So it’s time to brush off my Photoshop, defrag my computer, and start kicking some web design butt.

On the road again…again…

Last week, I posted part one of a three part poem.

This is part two.

Road

(Being part 2 in Walking)

He has cast iron eyes.

The tears that fall onto the road

are smolders. This water dimples the paving stones.

He cries because he is trapped on the highway.

Made to shuffle between purgatories in a track laid down by

the ones who reached paradise and put up walls.

Lost on the shoulder, he is chipped. Tell him, where

is the heaven on the rise? He might have known were

the years not grass, his hands not cracked, and life not chalk on his tongue.

There is a pond at the left shoulder. No, it is a lake.

He would gaze upon it, but he lacks the company,

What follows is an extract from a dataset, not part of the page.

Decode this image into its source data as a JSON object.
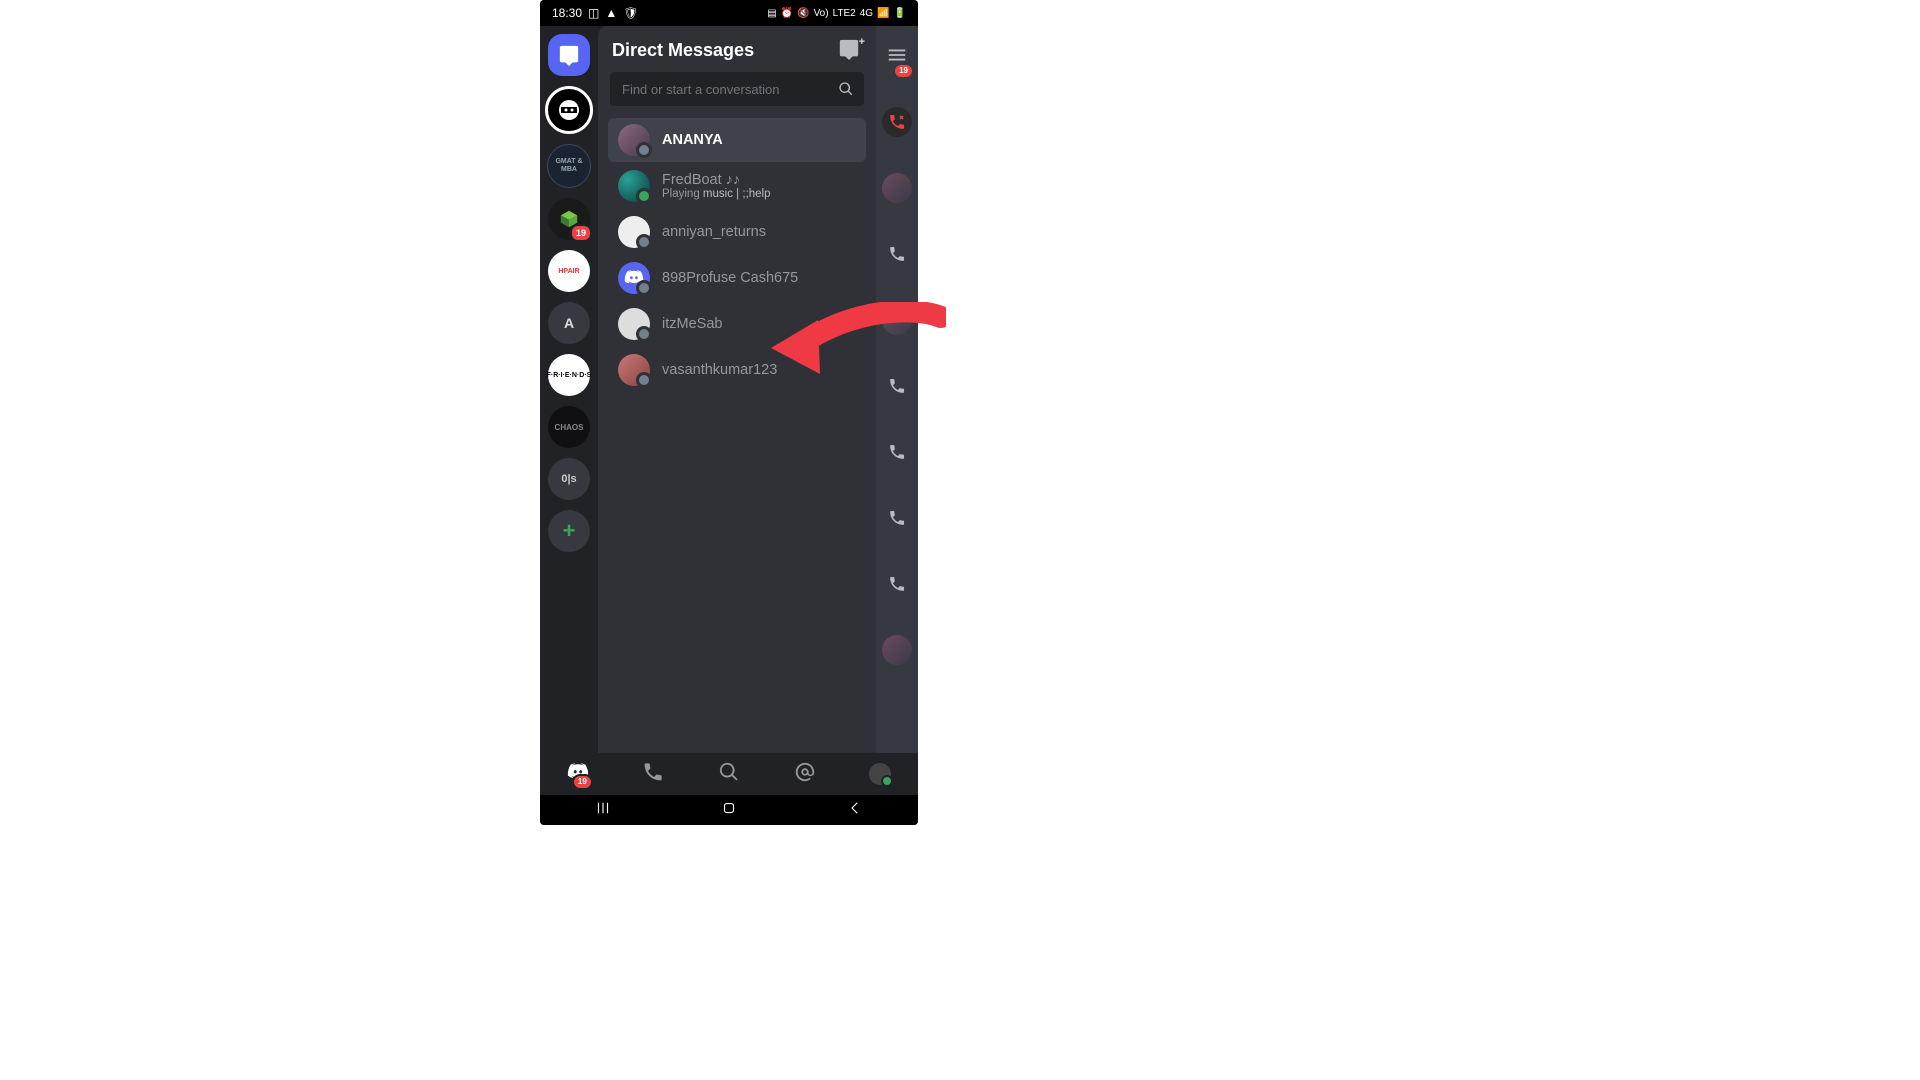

and the temple of the one true God  is in ruin on the right,

burning like a whicker idol. He does not feel the flame.

Trekking in ruts like canyons, his limbs will fail. And soon,

the only notion of his life will be gone from here. He passes many on

the road. He will not stop, and it will not end. There is nothing behind the

curtain, and his feet will rub away until his legs stop moving.

 

On the Road again!

An other poem. I have been in a very poetic mood. Enjoy!

Highway

(Being part 1 of Walking)

The man Jesus was found of the highway. The roads then were

fine Roman work that lasted none the less. His lot

fallowed the word and his feet, when they felt like it, and never  truly

in step with either. Still, the Christ child went from place to place, in

the cradle of life. The road under foot was the veins from his chest.

The first of the great walkers is gone from earth. He left, and others

have tried the highway of diamonds, but no it is deserted.

There are no travelers, only the four, the horsemen,

it is their turf now. Only the blind come near these places.

Still, the flood will come. No one will know

the horror of the fallen man. The record of our

failure in this course will be a permanent scene

in the sediment of the eastern Eden.  No one

will hear us, no one will see a shield barring our

face. The death of my people descends

and all we do is walk toward it.